Problem to work on: Take every line from the listing below that includes "btburada" and copy it.

Data supplied:
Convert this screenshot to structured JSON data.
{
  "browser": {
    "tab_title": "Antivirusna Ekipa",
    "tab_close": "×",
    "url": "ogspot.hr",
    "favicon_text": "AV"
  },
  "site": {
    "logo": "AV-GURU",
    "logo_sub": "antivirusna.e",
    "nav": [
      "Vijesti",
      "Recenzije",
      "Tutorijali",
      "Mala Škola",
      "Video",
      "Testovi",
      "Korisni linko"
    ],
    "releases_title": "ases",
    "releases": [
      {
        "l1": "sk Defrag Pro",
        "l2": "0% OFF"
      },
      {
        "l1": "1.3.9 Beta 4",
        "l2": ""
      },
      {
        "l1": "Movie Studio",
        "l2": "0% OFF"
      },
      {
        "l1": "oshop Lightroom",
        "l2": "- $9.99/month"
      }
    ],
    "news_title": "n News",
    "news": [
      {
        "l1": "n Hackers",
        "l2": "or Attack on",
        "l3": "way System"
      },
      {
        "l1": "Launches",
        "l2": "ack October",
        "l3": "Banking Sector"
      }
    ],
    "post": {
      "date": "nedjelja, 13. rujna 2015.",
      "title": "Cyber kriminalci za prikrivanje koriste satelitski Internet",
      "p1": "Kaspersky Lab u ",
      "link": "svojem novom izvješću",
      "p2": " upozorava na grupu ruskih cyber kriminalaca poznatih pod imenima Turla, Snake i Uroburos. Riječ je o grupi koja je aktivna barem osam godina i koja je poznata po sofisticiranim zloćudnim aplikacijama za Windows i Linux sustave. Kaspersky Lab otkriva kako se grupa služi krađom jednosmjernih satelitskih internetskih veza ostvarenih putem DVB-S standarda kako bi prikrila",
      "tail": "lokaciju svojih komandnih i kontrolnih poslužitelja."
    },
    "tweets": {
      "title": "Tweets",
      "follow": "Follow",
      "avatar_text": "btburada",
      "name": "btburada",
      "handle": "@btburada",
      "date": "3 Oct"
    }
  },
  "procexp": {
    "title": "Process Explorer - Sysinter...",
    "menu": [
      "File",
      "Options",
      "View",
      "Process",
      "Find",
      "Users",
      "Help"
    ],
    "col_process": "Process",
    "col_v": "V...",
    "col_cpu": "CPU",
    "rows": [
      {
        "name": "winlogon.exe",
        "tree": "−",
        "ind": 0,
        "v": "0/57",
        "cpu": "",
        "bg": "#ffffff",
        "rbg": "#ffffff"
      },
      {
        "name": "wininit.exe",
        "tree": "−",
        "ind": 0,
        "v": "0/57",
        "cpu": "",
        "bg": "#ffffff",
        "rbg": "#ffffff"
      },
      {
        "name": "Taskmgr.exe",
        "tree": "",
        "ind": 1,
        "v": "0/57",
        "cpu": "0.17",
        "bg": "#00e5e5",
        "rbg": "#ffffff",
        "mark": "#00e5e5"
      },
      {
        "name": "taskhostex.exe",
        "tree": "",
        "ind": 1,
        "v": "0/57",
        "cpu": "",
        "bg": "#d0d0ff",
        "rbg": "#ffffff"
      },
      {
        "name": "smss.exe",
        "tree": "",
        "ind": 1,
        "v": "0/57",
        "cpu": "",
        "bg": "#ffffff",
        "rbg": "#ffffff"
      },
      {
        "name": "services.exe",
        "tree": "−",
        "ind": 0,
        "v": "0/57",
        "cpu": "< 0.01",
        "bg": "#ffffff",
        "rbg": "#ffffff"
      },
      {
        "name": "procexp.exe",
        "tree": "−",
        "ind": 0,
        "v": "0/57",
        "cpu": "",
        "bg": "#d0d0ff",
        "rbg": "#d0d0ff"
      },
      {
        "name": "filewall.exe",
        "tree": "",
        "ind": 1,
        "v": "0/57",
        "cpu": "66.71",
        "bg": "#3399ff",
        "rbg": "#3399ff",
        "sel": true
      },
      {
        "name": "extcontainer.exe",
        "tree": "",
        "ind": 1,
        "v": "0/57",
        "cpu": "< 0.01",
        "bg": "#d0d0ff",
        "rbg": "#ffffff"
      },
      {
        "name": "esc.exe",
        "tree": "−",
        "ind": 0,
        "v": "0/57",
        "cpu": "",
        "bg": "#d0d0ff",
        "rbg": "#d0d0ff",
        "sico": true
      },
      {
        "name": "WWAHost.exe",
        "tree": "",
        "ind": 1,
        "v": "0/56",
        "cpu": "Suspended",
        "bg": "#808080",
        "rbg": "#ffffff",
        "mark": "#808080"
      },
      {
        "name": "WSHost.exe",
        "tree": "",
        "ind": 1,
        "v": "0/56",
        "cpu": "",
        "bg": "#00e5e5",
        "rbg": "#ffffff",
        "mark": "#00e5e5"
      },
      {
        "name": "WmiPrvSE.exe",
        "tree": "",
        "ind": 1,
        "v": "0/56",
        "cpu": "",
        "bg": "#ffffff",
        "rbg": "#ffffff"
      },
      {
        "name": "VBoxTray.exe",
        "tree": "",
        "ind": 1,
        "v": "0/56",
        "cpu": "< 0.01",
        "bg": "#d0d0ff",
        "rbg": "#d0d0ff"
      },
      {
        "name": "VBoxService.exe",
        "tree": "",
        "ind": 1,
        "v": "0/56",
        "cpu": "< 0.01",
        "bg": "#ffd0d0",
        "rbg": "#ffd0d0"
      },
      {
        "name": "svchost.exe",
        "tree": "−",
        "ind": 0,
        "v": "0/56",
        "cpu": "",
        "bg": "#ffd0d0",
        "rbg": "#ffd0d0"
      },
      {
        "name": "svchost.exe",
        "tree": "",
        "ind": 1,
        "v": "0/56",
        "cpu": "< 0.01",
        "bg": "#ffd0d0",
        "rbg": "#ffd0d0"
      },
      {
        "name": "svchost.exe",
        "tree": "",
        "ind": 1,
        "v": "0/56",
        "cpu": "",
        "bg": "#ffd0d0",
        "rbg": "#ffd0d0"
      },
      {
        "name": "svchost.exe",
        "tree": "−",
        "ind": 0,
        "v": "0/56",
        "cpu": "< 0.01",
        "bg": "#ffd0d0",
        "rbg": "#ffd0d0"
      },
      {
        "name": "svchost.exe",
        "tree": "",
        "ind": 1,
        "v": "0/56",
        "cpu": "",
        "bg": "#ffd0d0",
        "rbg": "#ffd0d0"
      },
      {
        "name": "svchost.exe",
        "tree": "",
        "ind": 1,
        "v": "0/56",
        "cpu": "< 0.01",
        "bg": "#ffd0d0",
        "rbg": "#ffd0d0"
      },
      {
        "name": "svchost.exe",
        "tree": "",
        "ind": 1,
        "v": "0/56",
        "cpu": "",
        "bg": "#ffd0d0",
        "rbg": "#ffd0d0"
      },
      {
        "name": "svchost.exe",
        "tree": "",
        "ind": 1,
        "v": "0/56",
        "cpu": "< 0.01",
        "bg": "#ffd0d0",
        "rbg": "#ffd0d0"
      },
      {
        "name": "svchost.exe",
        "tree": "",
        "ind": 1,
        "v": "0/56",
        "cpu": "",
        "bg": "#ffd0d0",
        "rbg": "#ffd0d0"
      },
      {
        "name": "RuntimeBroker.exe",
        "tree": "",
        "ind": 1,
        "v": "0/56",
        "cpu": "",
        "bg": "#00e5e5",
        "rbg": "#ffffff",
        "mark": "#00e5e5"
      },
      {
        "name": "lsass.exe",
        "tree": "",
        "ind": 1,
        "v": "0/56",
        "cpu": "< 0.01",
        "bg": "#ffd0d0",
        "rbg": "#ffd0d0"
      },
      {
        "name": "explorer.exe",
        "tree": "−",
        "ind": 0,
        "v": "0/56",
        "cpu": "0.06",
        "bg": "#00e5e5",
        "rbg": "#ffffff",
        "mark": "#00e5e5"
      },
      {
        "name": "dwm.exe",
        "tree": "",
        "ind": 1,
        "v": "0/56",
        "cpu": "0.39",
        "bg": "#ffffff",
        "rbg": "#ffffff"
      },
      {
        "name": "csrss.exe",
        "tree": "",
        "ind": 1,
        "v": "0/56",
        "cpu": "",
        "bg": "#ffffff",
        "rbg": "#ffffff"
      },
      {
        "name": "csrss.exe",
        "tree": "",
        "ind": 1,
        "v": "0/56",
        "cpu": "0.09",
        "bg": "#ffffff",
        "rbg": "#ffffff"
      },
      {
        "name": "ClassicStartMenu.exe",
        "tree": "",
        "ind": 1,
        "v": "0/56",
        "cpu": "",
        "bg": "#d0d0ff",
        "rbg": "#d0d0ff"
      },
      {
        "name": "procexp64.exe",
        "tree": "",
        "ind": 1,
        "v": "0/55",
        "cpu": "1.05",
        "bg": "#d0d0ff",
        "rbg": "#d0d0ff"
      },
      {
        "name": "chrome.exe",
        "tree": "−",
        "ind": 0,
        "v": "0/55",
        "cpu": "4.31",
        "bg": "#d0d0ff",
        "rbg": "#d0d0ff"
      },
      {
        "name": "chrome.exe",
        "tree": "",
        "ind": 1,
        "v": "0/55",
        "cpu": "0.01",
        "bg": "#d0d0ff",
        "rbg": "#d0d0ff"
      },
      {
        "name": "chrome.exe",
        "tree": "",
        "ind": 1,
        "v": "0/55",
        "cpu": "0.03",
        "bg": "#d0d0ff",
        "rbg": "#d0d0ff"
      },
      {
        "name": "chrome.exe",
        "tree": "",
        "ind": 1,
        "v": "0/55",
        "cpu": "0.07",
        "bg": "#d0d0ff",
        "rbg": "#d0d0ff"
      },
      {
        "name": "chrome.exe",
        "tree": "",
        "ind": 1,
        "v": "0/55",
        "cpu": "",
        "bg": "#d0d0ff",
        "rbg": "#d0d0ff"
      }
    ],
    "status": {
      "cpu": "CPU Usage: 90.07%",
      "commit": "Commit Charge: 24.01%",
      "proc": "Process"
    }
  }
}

Your response:
      "avatar_text": "btburada",
      "name": "btburada",
      "handle": "@btburada",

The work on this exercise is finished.